START Data to examine

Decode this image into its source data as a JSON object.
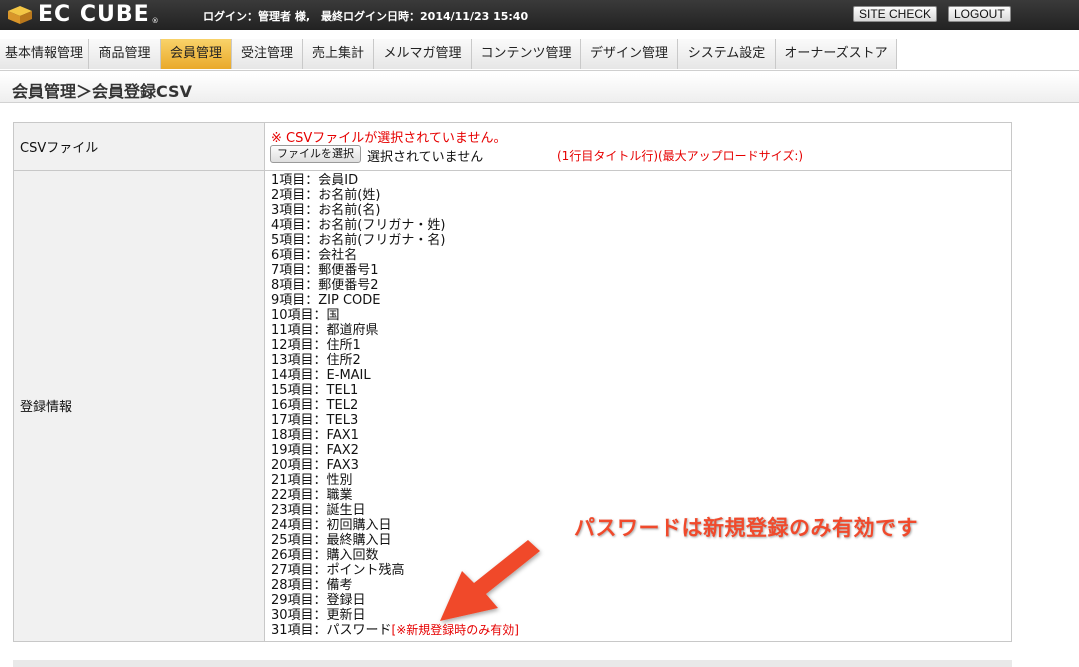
{
  "header": {
    "logo_text": "EC CUBE",
    "logo_tm": "®",
    "login_info": "ログイン：管理者 様,　最終ログイン日時：2014/11/23 15:40",
    "site_check_label": "SITE CHECK",
    "logout_label": "LOGOUT"
  },
  "nav": {
    "items": [
      {
        "label": "基本情報管理"
      },
      {
        "label": "商品管理"
      },
      {
        "label": "会員管理"
      },
      {
        "label": "受注管理"
      },
      {
        "label": "売上集計"
      },
      {
        "label": "メルマガ管理"
      },
      {
        "label": "コンテンツ管理"
      },
      {
        "label": "デザイン管理"
      },
      {
        "label": "システム設定"
      },
      {
        "label": "オーナーズストア"
      }
    ],
    "active": "会員管理"
  },
  "page": {
    "title": "会員管理＞会員登録CSV"
  },
  "form": {
    "csv_label": "CSVファイル",
    "error": "※ CSVファイルが選択されていません。",
    "file_button": "ファイルを選択",
    "file_status": "選択されていません",
    "upload_note": "(1行目タイトル行)(最大アップロードサイズ:)",
    "info_label": "登録情報",
    "fields": [
      "1項目：会員ID",
      "2項目：お名前(姓)",
      "3項目：お名前(名)",
      "4項目：お名前(フリガナ・姓)",
      "5項目：お名前(フリガナ・名)",
      "6項目：会社名",
      "7項目：郵便番号1",
      "8項目：郵便番号2",
      "9項目：ZIP CODE",
      "10項目：国",
      "11項目：都道府県",
      "12項目：住所1",
      "13項目：住所2",
      "14項目：E-MAIL",
      "15項目：TEL1",
      "16項目：TEL2",
      "17項目：TEL3",
      "18項目：FAX1",
      "19項目：FAX2",
      "20項目：FAX3",
      "21項目：性別",
      "22項目：職業",
      "23項目：誕生日",
      "24項目：初回購入日",
      "25項目：最終購入日",
      "26項目：購入回数",
      "27項目：ポイント残高",
      "28項目：備考",
      "29項目：登録日",
      "30項目：更新日",
      "31項目：パスワード"
    ],
    "last_field_note": "[※新規登録時のみ有効]"
  },
  "annotation": {
    "text": "パスワードは新規登録のみ有効です"
  },
  "colors": {
    "accent": "#f0a830",
    "error": "#e60000",
    "annotation": "#f04a2c"
  }
}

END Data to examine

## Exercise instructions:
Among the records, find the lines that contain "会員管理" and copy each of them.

## Answer to the problem:
        "label": "会員管理"
    "active": "会員管理"
    "title": "会員管理＞会員登録CSV"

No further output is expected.